“I never allow myself to have an opinion on anything that I don’t know the other side’s argument better than they do.” — Charlie Munger
One of the most common ways of refuting an argument is to call into question the motives of the other person. After all, this is easier than showing them what is wrong with the case they are making. Who has time for that, we’ve got meetings to attend.
It goes something like this. An investor, shorting the shares of a company lays out a thesis for why the company is a ponzi scheme. The company, upon hearing this, responds by challenging the motives of the investor saying something along the lines of “you just want the price to go down so you can make money.” This isn’t a fictional example.
William Ackman and Herbal Life are involved in just such a spat.
In a press release the company calls into questions the motives of Ackman: “(Ackman) has employed a sophisticated and unprecedented campaign to exert pressure on lawmakers and regulators to investigate and destroy Herbalife, all to protect the $1 billion bet he made against the company.”
It’s not about the merits of his argument, which they obviously disagree with but fail to refute, it’s about the billions of dollars he wants to protect.
“It’s perfectly possible,” writes Jamie Whyte in his clever book Crimes Against Logic, “to have some interest in expressing an opinion and for that opinion to be true.”
This is the motive fallacy also known as “poisoning the well” and it’s not just for refuting arguments but framing them as well.
We tend to think that if we expose the motives or special circumstances of the other person that we also refute their opinion. This isn’t the case. Why do we do this? Because it’s easy.
It’s easier than being confronted with a strong counter-argument or facts you’ve failed to consider. And it’s much easier than changing your mind. This fallacy effectively ends an argument by changing the subject to one of motives. And while it’s much more fun to speculate on the motives of others, it doesn’t get us any closer to the truth.
Politicians and journalists use this tool all the time. Sometimes it strikes as a weak rebuttal and sometimes its used to color people before they read the article.
New policies are often greeted with questions of motives, not debates on the effective merits of the policy. Tax-cut proposals become ‘pleasing the right,’ social programs become ‘appeasing the left.’
Nothing about the policy and its impacts becomes part of the popular discussion. Effectively, what we’re doing is poisoning the source so that nothing that comes from it can warrant serious consideration.

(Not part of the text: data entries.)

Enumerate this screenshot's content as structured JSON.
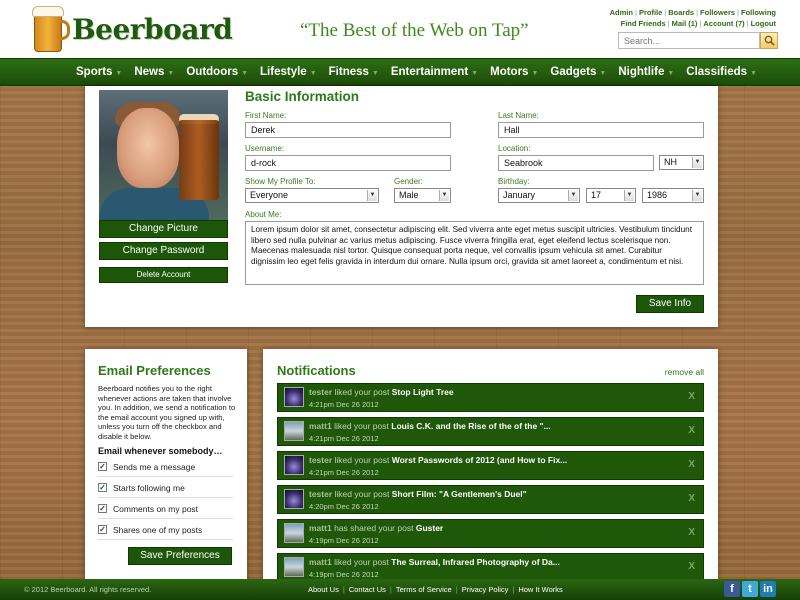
{
  "header": {
    "logo_text": "Beerboard",
    "tagline": "“The Best of the Web on Tap”",
    "links_row1": [
      "Admin",
      "Profile",
      "Boards",
      "Followers",
      "Following"
    ],
    "links_row2": [
      "Find Friends",
      "Mail (1)",
      "Account (7)",
      "Logout"
    ],
    "search_placeholder": "Search..."
  },
  "nav": [
    "Sports",
    "News",
    "Outdoors",
    "Lifestyle",
    "Fitness",
    "Entertainment",
    "Motors",
    "Gadgets",
    "Nightlife",
    "Classifieds"
  ],
  "profile_sidebar": {
    "change_picture": "Change Picture",
    "change_password": "Change Password",
    "delete_account": "Delete Account"
  },
  "basic_info": {
    "title": "Basic Information",
    "first_name_label": "First Name:",
    "first_name": "Derek",
    "last_name_label": "Last Name:",
    "last_name": "Hall",
    "username_label": "Username:",
    "username": "d-rock",
    "location_label": "Location:",
    "location": "Seabrook",
    "state": "NH",
    "show_profile_label": "Show My Profile To:",
    "show_profile": "Everyone",
    "gender_label": "Gender:",
    "gender": "Male",
    "birthday_label": "Birthday:",
    "birth_month": "January",
    "birth_day": "17",
    "birth_year": "1986",
    "about_label": "About Me:",
    "about": "Lorem ipsum dolor sit amet, consectetur adipiscing elit. Sed viverra ante eget metus suscipit ultricies. Vestibulum tincidunt libero sed nulla pulvinar ac varius metus adipiscing. Fusce viverra fringilla erat, eget eleifend lectus scelerisque non. Maecenas malesuada nisl tortor. Quisque consequat porta neque, vel convallis ipsum vehicula sit amet. Curabitur dignissim leo eget felis gravida in interdum dui ornare. Nulla ipsum orci, gravida sit amet laoreet a, condimentum et nisi.",
    "save_label": "Save Info"
  },
  "email_prefs": {
    "title": "Email Preferences",
    "description": "Beerboard notifies you to the right whenever actions are taken that involve you. In addition, we send a notification to the email account you signed up with, unless you turn off the checkbox and disable it below.",
    "subtitle": "Email whenever somebody…",
    "options": [
      {
        "label": "Sends me a message",
        "checked": true
      },
      {
        "label": "Starts following me",
        "checked": true
      },
      {
        "label": "Comments on my post",
        "checked": true
      },
      {
        "label": "Shares one of my posts",
        "checked": true
      }
    ],
    "save_label": "Save Preferences"
  },
  "notifications": {
    "title": "Notifications",
    "remove_all": "remove all",
    "close_glyph": "X",
    "items": [
      {
        "user": "tester",
        "action": "liked your post",
        "post": "Stop Light Tree",
        "time": "4:21pm Dec 26 2012"
      },
      {
        "user": "matt1",
        "action": "liked your post",
        "post": "Louis C.K. and the Rise of the of the \"...",
        "time": "4:21pm Dec 26 2012"
      },
      {
        "user": "tester",
        "action": "liked your post",
        "post": "Worst Passwords of 2012 (and How to Fix...",
        "time": "4:21pm Dec 26 2012"
      },
      {
        "user": "tester",
        "action": "liked your post",
        "post": "Short Film: \"A Gentlemen's Duel\"",
        "time": "4:20pm Dec 26 2012"
      },
      {
        "user": "matt1",
        "action": "has shared your post",
        "post": "Guster",
        "time": "4:19pm Dec 26 2012"
      },
      {
        "user": "matt1",
        "action": "liked your post",
        "post": "The Surreal, Infrared Photography of Da...",
        "time": "4:19pm Dec 26 2012"
      }
    ]
  },
  "footer": {
    "copyright": "© 2012 Beerboard. All rights reserved.",
    "links": [
      "About Us",
      "Contact Us",
      "Terms of Service",
      "Privacy Policy",
      "How It Works"
    ],
    "social": [
      {
        "name": "facebook-icon",
        "glyph": "f",
        "color": "#3b5998"
      },
      {
        "name": "twitter-icon",
        "glyph": "t",
        "color": "#3fa9dc"
      },
      {
        "name": "linkedin-icon",
        "glyph": "in",
        "color": "#1d7bb6"
      }
    ]
  },
  "colors": {
    "brand_green": "#1d5608",
    "accent_green": "#2e7a18",
    "wood": "#a8784a"
  }
}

“An argument, unlike testimony,” writes Edward Damer in Attacking Faulty Reasoning, “is entirely separable from its source. For example, if an argument in opposition to the death penalty comes from a death-row inmate, the source would not make the argument any less worthy of our consideration.”
Perhaps this fallacy is too common and we’ve grown largely insensitive to it. Politicians are framed as doing things to please their base but that shouldn’t prevent us from giving consideration to the merits of what they are doing.
Another version of this is when journalists refer to politicians or think tanks alike as left or right. Without being explicit, that evokes a stance in us. “Those who lean the same way can then agree with its finding,” Whyte writes, “those who lean in some other direction can reject it.”
The reason this fallacy is so tempting is that it’s a lot of work to refute a view. And we’re busy. Too busy to do the work. That would require reading, investigating, and thinking. All things that seem to have fallen by the wayside in our sound-byte culture. Who has the time?
Instead we resort to unconscious mental trickery. We need to get through the day and we can’t do everything. So when someone backs us into a corner, it’s easier to come out and question their motives than to question our opinions.
The broader consequences of this fallacy can be seen in any newspaper, television debate, or even ourselves. When confronted with facts that contradict our world views, we often challenge the source and not the fact. In so doing, we twist reality to fit our thoughts rather than our thoughts to fit reality.
The next time you hear someone else challenging the motives of another, pay attention it might mean their argument is weak. And the next time you hear yourself challenging the motives of another, consider it a sign that your opinion is probably not as well-formed as you thought.
Shane Parrish feeds your brain at Farnam Street, a site that helps readers master the best of what other people have already figured out. Join over 40,000 other smart subscribers and sign up for brain food, his weekly digest of cross-disciplinary awesomeness.